I went back to prison on Monday. Over the past seven years, I’ve spent a lot of time behind bars.
Week by week, I walk through a metal detector, listen to 13 metal gates clang shut behind me, and pray.
Actually, my first task is always to help those gathered for a workshop to write their own prayer, which we then pray together. This week it was the opening session of “I’m Still a Mom: a grace and grief workshop for incarcerated mothers.”
I started by passing out index cards and asking participants to use the lined side of the card to address God.

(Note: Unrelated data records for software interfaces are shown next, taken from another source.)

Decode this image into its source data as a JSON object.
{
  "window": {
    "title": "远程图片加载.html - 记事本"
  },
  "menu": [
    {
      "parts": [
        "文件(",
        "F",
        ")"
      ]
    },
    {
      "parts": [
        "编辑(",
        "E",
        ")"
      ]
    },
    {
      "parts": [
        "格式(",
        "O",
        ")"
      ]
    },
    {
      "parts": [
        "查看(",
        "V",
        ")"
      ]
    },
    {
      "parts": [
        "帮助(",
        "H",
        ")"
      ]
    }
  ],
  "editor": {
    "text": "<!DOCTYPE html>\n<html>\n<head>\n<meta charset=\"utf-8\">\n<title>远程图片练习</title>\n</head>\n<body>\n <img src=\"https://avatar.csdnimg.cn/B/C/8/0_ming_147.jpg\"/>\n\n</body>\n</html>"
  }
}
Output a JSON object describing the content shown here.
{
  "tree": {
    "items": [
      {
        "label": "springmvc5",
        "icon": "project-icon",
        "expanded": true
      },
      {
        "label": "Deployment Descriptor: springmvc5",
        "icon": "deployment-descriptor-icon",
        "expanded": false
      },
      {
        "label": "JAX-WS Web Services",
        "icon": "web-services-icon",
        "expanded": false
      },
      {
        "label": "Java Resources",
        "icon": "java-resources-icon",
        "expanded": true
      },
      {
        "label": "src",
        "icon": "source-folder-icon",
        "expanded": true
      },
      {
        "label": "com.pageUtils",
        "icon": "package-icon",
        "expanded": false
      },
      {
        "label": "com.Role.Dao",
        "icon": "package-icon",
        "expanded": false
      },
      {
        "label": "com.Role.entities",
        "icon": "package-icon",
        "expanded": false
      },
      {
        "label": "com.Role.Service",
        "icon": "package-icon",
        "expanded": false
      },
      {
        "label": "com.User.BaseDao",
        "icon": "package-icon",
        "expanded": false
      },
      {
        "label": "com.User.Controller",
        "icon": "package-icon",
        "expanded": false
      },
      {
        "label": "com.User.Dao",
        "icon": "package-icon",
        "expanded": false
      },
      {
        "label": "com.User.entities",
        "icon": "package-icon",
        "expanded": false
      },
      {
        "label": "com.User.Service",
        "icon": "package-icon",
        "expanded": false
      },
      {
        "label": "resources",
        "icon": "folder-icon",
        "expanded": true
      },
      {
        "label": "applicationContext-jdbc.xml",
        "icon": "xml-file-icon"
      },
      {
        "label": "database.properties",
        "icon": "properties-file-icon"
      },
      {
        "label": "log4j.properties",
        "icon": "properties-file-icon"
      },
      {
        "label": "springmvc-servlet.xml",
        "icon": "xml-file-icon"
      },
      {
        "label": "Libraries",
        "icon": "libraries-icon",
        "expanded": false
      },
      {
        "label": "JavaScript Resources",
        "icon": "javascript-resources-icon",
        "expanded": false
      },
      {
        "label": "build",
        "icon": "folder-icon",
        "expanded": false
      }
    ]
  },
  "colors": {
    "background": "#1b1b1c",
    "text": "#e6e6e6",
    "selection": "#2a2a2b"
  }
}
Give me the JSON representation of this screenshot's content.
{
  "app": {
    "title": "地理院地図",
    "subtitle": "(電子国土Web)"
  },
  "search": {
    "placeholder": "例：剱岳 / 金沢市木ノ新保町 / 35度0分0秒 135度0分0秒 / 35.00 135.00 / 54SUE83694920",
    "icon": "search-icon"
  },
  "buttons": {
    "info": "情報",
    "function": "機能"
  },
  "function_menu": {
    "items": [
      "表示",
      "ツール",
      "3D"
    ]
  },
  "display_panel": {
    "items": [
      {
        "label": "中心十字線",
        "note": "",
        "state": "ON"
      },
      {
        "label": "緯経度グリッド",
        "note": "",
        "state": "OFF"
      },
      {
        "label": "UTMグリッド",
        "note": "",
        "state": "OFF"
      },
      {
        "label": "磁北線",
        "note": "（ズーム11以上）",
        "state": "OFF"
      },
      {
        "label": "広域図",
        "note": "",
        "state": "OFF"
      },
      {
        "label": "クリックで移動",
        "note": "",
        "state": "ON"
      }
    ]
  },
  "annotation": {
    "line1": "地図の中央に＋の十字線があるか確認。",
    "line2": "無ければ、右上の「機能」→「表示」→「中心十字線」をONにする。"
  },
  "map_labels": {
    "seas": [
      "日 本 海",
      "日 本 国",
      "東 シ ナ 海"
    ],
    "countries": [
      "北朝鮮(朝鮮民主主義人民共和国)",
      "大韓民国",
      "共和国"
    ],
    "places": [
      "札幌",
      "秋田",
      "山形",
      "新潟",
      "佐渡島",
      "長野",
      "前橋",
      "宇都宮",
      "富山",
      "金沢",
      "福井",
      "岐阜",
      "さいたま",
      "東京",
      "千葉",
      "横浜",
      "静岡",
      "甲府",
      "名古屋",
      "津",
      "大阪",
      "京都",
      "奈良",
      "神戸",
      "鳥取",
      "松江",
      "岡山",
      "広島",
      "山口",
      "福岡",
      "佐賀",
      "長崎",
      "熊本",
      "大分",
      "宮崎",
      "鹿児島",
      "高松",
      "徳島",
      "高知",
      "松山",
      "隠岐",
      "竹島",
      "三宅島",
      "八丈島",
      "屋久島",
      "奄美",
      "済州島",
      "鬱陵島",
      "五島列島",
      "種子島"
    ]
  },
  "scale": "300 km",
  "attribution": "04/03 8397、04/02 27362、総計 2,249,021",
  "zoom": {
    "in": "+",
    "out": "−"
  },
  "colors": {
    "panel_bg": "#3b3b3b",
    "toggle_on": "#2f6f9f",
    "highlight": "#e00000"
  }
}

I explained how my spiritual director once told me that he began each day by asking himself, “Who do I need God to be for me today?” He mentioned some of the names and attributes of God in Scripture: Almighty, Eternal, King, comforter, companion, Father, Mother, Brother, the one who knows my heart, forgiving God, loving God, compassionate God, the Way, Holy Spirit, the Light, the Door, our Savior, the Good Shepherd….
He reminded me that God is infinitely more than we can imagine, more than all the names and attributes we can possibly give God. He said that his own needs and wants each day determined which aspect of God he would use to call on God in prayer.
So I invited participants to come up with a name for God, a name that expressed something about their need for God that day, and then on the other side of the card to write down something they would ask God for or thank God for, or both. I collected the cards and combined them as one communal prayer.
The creation of these prayers nearly always binds a group together in profound ways. (I’m convinced that the Holy Spirit has an active part in the process.) Here’s a prayer from a workshop several years back, whose participants are now home:
Dear God, my Shepherd, dear YHVH, Heavenly Father, Higher Spirit, Peacemaker, Mother and Father, my Muscle:
Give me strength to accept my time here.
Please forgive me for my sins, and continue to teach and guide me.
Bless my beautiful children and their caregiver.
Please give me patience and strength and understanding, and keep me and my husband strong.
Please give me the patience and strength it takes to get through the days here.
Please keep my family and children safe, and please watch over me and help me through my time of need when I’m upset or have anxiety about something.
Please give me strength to get through today and the days to come.
Strength for the remainder of my time in prison.
Help me stay clean and sober.
Stay with my family. Keep them safe and healthy.
Give me serenity and acceptance and courage.
I need you to be my mother today, to be close to me and my family and keep us safe, to give us a sense of your presence with us, and to protect us from all evil, all harm; encourage us to do our best and follow you.
Healer Jesus, be my muscle today. I am very weak.
When I use this prayer practice with confirmands, we always offer their communal prayer during the actual Confirmation service. Even for a single quiet day program when we won’t be gathered again as a group, the prayer that participants create begins and ends the day.
I wonder how it would work in a family, to create a communal prayer once a week, or once a month, or quarterly, or on a birthday….
I also know how helpful my spiritual director’s question has been for my personal prayer. Figuring out “Who do I need God to be for me today?” keeps me honest in recognizing how I am, where my mind and heart are, and what I really, deep down honestly, want to ask of God or thank God for today, tomorrow, and all the days of my life. For the past six months, I’ve needed God to be a strong protector, especially for my granddaughter who was the victim of violence at her former preschool. I also need God to be my strength and shield if her abuser ever ends up in one of my prison workshops.
For today, though, God is the Creator of the colors of autumn, the Spirit that breathes leaves into dancing life, and I am thankful that such beauty challenges the encroaching darkness.
Have you crafted common creative prayers at church or home?
Catherine Montgomery says
Thank you for sharing this. We used this s technique yesterday on a retreat for mothers. The result was a very powerful community prayer.
Ryan Baker-Fones says
Deacon Mary Lee,
Thank for your sharing and your important ministry. I will try this index card technique with the youth at my church, with the students I help lead on retreat, with my fellow high school teachers and with my family. Thank you!
Peace and grace to you!
Janee Walker says
I love this beautiful prayer and the practice of writing a communal prayer. I definitely want to use this with our confirmands this upcoming year.